Oct. 4 (Bloomberg) -- Tin rallied to a six-month high in London, heading for a third weekly advance, on speculation supplies will be limited from Indonesia, the largest producer.
Other industrial metals including copper and nickel gained today as optimism grew that U.S lawmakers would reach a deal to end the budget impasse and avoid a default on the federal debt. Indonesia, accounting for 40 percent of global supply, introduced a rule Aug. 30 that refined tin must be traded on a local exchange before it can be shipped.
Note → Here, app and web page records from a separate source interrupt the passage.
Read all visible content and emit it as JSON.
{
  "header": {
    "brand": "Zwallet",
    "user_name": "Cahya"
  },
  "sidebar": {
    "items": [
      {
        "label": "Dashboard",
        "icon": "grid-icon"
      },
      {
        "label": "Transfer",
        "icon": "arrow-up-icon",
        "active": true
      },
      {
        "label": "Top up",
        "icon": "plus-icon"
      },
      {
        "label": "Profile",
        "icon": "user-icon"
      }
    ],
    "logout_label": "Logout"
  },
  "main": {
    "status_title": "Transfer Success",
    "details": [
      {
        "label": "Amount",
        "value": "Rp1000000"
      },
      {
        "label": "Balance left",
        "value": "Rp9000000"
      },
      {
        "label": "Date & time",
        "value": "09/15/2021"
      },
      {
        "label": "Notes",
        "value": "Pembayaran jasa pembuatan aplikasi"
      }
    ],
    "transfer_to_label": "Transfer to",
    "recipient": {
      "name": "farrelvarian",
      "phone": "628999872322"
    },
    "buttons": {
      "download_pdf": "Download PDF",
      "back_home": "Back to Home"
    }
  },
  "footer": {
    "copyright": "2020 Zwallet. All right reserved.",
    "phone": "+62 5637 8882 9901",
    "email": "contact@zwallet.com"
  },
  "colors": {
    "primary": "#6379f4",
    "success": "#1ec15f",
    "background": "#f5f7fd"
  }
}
Tin demand will beat supply by 3,000 metric tons this year and 2,000 tons in 2014, Barclays Plc estimates. The metal, used in smartphones and packaging, climbed since the Indonesian rule took effect and smelters curbed exports, with only one exchange authorized to trade in Jakarta. The policy changes and lower shipments may create a bottleneck for the global market, Commerzbank AG estimates.
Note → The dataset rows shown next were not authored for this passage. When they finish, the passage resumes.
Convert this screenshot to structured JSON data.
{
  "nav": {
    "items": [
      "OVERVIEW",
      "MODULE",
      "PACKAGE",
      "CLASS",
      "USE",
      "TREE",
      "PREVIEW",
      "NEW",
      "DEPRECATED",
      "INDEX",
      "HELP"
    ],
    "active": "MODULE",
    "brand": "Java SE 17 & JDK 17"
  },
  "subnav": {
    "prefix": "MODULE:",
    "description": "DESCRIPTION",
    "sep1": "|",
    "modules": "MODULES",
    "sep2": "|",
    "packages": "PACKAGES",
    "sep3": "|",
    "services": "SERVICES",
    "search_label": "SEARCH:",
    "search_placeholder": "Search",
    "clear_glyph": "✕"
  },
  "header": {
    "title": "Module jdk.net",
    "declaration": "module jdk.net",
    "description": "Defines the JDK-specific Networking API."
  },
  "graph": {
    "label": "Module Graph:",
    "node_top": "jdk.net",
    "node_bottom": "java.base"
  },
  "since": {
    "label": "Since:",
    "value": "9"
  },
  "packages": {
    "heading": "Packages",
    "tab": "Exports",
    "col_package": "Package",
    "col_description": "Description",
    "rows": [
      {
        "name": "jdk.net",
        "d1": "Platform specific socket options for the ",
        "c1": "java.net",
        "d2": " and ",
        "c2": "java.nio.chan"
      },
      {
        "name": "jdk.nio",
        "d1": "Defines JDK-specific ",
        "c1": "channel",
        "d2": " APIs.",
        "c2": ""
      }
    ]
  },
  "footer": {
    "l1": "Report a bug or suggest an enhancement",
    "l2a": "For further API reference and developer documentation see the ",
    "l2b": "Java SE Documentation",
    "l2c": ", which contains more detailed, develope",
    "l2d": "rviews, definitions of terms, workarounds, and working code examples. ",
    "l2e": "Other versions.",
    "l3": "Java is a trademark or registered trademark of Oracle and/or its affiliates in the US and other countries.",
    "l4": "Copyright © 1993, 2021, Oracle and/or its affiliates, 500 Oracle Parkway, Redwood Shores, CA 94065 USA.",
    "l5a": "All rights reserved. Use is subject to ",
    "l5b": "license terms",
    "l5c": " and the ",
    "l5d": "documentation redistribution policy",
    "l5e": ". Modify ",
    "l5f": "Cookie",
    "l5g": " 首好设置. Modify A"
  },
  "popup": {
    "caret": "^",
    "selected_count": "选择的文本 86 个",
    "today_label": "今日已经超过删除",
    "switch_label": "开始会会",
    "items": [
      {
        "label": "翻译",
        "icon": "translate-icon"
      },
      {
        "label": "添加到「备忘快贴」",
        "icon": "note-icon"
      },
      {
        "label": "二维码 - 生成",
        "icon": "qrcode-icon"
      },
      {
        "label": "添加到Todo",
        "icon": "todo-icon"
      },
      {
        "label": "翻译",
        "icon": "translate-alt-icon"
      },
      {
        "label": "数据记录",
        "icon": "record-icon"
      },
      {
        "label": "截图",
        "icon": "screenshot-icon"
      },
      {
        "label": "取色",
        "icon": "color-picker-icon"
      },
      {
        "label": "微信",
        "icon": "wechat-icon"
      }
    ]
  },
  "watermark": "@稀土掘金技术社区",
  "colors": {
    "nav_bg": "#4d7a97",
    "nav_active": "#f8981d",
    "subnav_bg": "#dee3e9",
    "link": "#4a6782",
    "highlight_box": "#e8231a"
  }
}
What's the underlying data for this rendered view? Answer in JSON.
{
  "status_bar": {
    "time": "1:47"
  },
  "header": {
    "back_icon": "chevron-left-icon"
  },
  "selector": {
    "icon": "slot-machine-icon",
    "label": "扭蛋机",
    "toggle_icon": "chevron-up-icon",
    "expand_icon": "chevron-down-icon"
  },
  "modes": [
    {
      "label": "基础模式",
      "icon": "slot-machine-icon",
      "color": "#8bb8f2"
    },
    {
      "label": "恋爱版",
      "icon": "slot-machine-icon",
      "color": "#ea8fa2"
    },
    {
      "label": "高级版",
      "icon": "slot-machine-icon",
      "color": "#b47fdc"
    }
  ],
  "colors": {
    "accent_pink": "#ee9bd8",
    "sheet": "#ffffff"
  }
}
“The fundamentals are tight with the shipments from Indonesia being restricted,” William Adams, an analyst at Fastmarkets.com in London, said today by phone. “That’s probably going to play out for a bit longer.
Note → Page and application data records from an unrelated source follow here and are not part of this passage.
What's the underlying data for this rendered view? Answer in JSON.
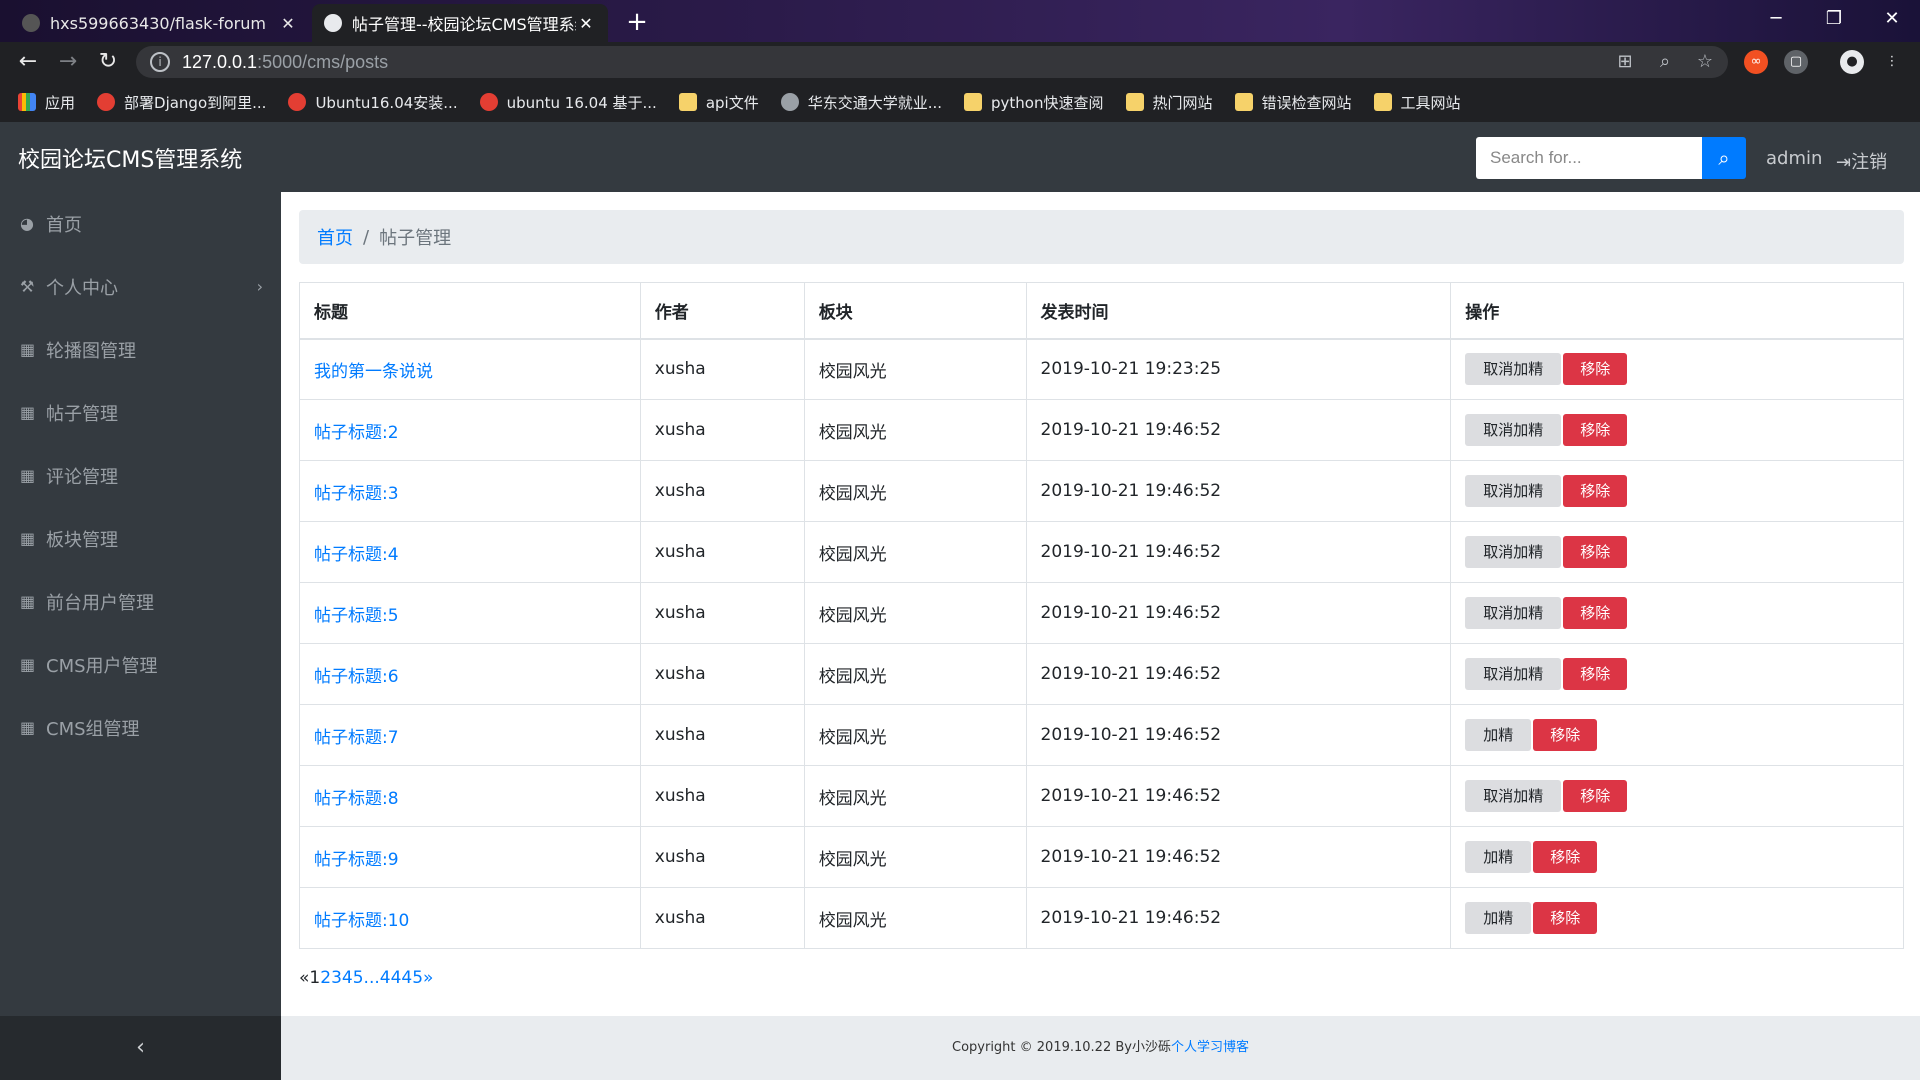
{
  "browser": {
    "tabs": [
      {
        "title": "hxs599663430/flask-forum",
        "active": false
      },
      {
        "title": "帖子管理--校园论坛CMS管理系统",
        "active": true
      }
    ],
    "url_host": "127.0.0.1",
    "url_path": ":5000/cms/posts",
    "bookmarks": [
      {
        "label": "应用",
        "icon": "apps-grid-icon"
      },
      {
        "label": "部署Django到阿里...",
        "icon": "csdn-icon"
      },
      {
        "label": "Ubuntu16.04安装...",
        "icon": "csdn-icon"
      },
      {
        "label": "ubuntu 16.04 基于...",
        "icon": "csdn-icon"
      },
      {
        "label": "api文件",
        "icon": "folder-icon"
      },
      {
        "label": "华东交通大学就业...",
        "icon": "globe-icon"
      },
      {
        "label": "python快速查阅",
        "icon": "folder-icon"
      },
      {
        "label": "热门网站",
        "icon": "folder-icon"
      },
      {
        "label": "错误检查网站",
        "icon": "folder-icon"
      },
      {
        "label": "工具网站",
        "icon": "folder-icon"
      }
    ]
  },
  "header": {
    "brand": "校园论坛CMS管理系统",
    "search_placeholder": "Search for...",
    "user": "admin",
    "logout": "注销"
  },
  "sidebar": {
    "items": [
      {
        "label": "首页",
        "icon": "dashboard-icon"
      },
      {
        "label": "个人中心",
        "icon": "wrench-icon",
        "has_submenu": true
      },
      {
        "label": "轮播图管理",
        "icon": "table-icon"
      },
      {
        "label": "帖子管理",
        "icon": "table-icon"
      },
      {
        "label": "评论管理",
        "icon": "table-icon"
      },
      {
        "label": "板块管理",
        "icon": "table-icon"
      },
      {
        "label": "前台用户管理",
        "icon": "table-icon"
      },
      {
        "label": "CMS用户管理",
        "icon": "table-icon"
      },
      {
        "label": "CMS组管理",
        "icon": "table-icon"
      }
    ],
    "toggle": "‹"
  },
  "breadcrumb": {
    "home": "首页",
    "current": "帖子管理"
  },
  "table": {
    "headers": [
      "标题",
      "作者",
      "板块",
      "发表时间",
      "操作"
    ],
    "rows": [
      {
        "title": "我的第一条说说",
        "author": "xusha",
        "board": "校园风光",
        "time": "2019-10-21 19:23:25",
        "highlight_label": "取消加精",
        "remove_label": "移除"
      },
      {
        "title": "帖子标题:2",
        "author": "xusha",
        "board": "校园风光",
        "time": "2019-10-21 19:46:52",
        "highlight_label": "取消加精",
        "remove_label": "移除"
      },
      {
        "title": "帖子标题:3",
        "author": "xusha",
        "board": "校园风光",
        "time": "2019-10-21 19:46:52",
        "highlight_label": "取消加精",
        "remove_label": "移除"
      },
      {
        "title": "帖子标题:4",
        "author": "xusha",
        "board": "校园风光",
        "time": "2019-10-21 19:46:52",
        "highlight_label": "取消加精",
        "remove_label": "移除"
      },
      {
        "title": "帖子标题:5",
        "author": "xusha",
        "board": "校园风光",
        "time": "2019-10-21 19:46:52",
        "highlight_label": "取消加精",
        "remove_label": "移除"
      },
      {
        "title": "帖子标题:6",
        "author": "xusha",
        "board": "校园风光",
        "time": "2019-10-21 19:46:52",
        "highlight_label": "取消加精",
        "remove_label": "移除"
      },
      {
        "title": "帖子标题:7",
        "author": "xusha",
        "board": "校园风光",
        "time": "2019-10-21 19:46:52",
        "highlight_label": "加精",
        "remove_label": "移除"
      },
      {
        "title": "帖子标题:8",
        "author": "xusha",
        "board": "校园风光",
        "time": "2019-10-21 19:46:52",
        "highlight_label": "取消加精",
        "remove_label": "移除"
      },
      {
        "title": "帖子标题:9",
        "author": "xusha",
        "board": "校园风光",
        "time": "2019-10-21 19:46:52",
        "highlight_label": "加精",
        "remove_label": "移除"
      },
      {
        "title": "帖子标题:10",
        "author": "xusha",
        "board": "校园风光",
        "time": "2019-10-21 19:46:52",
        "highlight_label": "加精",
        "remove_label": "移除"
      }
    ]
  },
  "pagination": {
    "prev": "«",
    "current": "1",
    "pages": [
      "2",
      "3",
      "4",
      "5"
    ],
    "ellipsis": "...",
    "tail": [
      "4445"
    ],
    "next": "»"
  },
  "footer": {
    "text": "Copyright © 2019.10.22 By小沙砾",
    "link": "个人学习博客"
  },
  "colors": {
    "primary": "#007bff",
    "danger": "#dc3545",
    "dark": "#343a40"
  }
}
Tin for delivery in three months gained as much as 5.5 percent to $24,000 a metric ton on the London Metal Exchange, the highest since March 15. It traded at $23,800 by 5:18 p.m. London time, set for a 1.9 percent weekly gain.
At present, only the Indonesia Commodity and Derivatives Exchange in Jakarta, or ICDX, is allowed to trade tin ingots before export from Southeast Asia’s largest economy. The regulatory agency, known as Coftra, has studied a proposal from the Jakarta Futures Exchange to also trade the metal, Sutriono Edi, head of the Commodity Futures Trading Regulatory Agency, said.
The first partial government shutdown in 17 years began on Oct. 1, placing as many as 800,000 federal employees on unpaid leave and closing some services. House Speaker John Boehner reiterated today that he won’t allow the U.S. to default on its debt, even if that requires Democratic votes as House Republicans met in Washington to find a solution to the budget impasse.
Copper gained as much as 1.4 percent on the LME today and nickel rose as much as 3.9 percent.
--Editors: Claudia Carpenter, Nicholas Larkin